Earnings

Financial Dictionary -> Investing -> Earnings

Earnings is one of those words possessing a double meaning when examined closely but only a single meaning when its alter-ego is used in conversation. Income is the alter-ego. Income is analogous to both people and companies. It is calculated differently but it is needed by both entities to survive and prosper. Income to people is most often their paycheck. It is figured a bit differently from a company's earnings but the bottom line is the same. For example, with a paycheck the gross amount is computed by multiplying the hours worked by the hourly wage.

While that is the most common means, some people work on commission or a base pay plus commission or a flat salary. Regardless after all deductions for taxes, insurance, loans, etc, the bottom line is the take home pay. Companies on the other hand compute income by taking their revenues and subtracting cost of sales, operating expenses and taxes over a given period of time. A company's earnings usually refers to after-tax net income.

Notice the similarity between a person's income and a company's income. Both are after tax numbers. This number is the actual earnings because all of the mandatory deductions have been accounted for. Notice also the computation method does not indicate how a person or company will spend their earnings. Nor, does it intimate that these earnings will be spent wisely or foolishly.

One can easily surmise that if a person spends their earnings foolishly or haphazardly their personal life style will suffer. Almost the same thing can be said for a company because, generally, a business's earnings are the main determinant of its share price. If a company is not publicly traded and does not maintain a reserve set aside out of earnings, it probably won't maintain profitability. Its remaining economic life could be shortened considerably without attention to and maintenance of earnings.
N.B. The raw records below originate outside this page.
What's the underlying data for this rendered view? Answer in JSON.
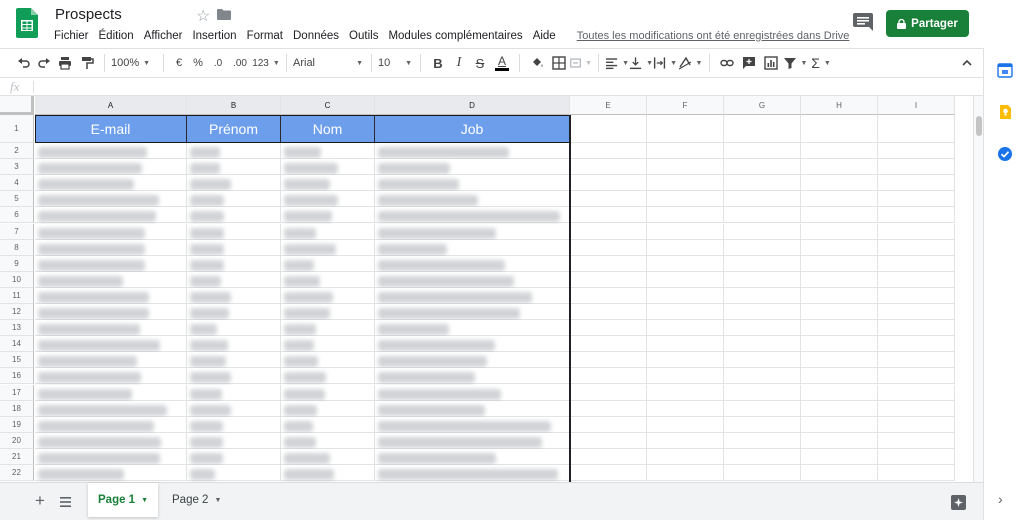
{
  "document": {
    "title": "Prospects",
    "save_status": "Toutes les modifications ont été enregistrées dans Drive"
  },
  "menu": [
    "Fichier",
    "Édition",
    "Afficher",
    "Insertion",
    "Format",
    "Données",
    "Outils",
    "Modules complémentaires",
    "Aide"
  ],
  "share": {
    "label": "Partager"
  },
  "toolbar": {
    "zoom": "100%",
    "currency": "€",
    "percent": "%",
    "decrease_decimals": ".0",
    "increase_decimals": ".00",
    "more_formats": "123",
    "font": "Arial",
    "font_size": "10",
    "bold": "B",
    "italic": "I",
    "strikethrough": "S",
    "text_color": "A"
  },
  "formula_bar": {
    "label": "fx",
    "value": ""
  },
  "grid": {
    "columns": [
      "A",
      "B",
      "C",
      "D",
      "E",
      "F",
      "G",
      "H",
      "I"
    ],
    "rows": [
      "1",
      "2",
      "3",
      "4",
      "5",
      "6",
      "7",
      "8",
      "9",
      "10",
      "11",
      "12",
      "13",
      "14",
      "15",
      "16",
      "17",
      "18",
      "19",
      "20",
      "21",
      "22"
    ],
    "header_row": [
      "E-mail",
      "Prénom",
      "Nom",
      "Job"
    ],
    "header_color": "#6d9eeb"
  },
  "sheets": [
    {
      "label": "Page 1",
      "active": true
    },
    {
      "label": "Page 2",
      "active": false
    }
  ],
  "colors": {
    "share_button": "#188038",
    "active_tab_text": "#188038",
    "header_fill": "#6d9eeb"
  },
  "icons": [
    "sheets-logo-icon",
    "star-icon",
    "folder-icon",
    "comments-icon",
    "lock-icon",
    "calendar-icon",
    "keep-icon",
    "tasks-icon",
    "explore-icon"
  ]
}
Regardless of which category one is looking at when it comes to earnings, it is clear successful longevity can only be insured by the constant evaluation of income/earnings. Not minding the store (to use an old saying), almost always leads to earnings dwindling and longevity evaporating.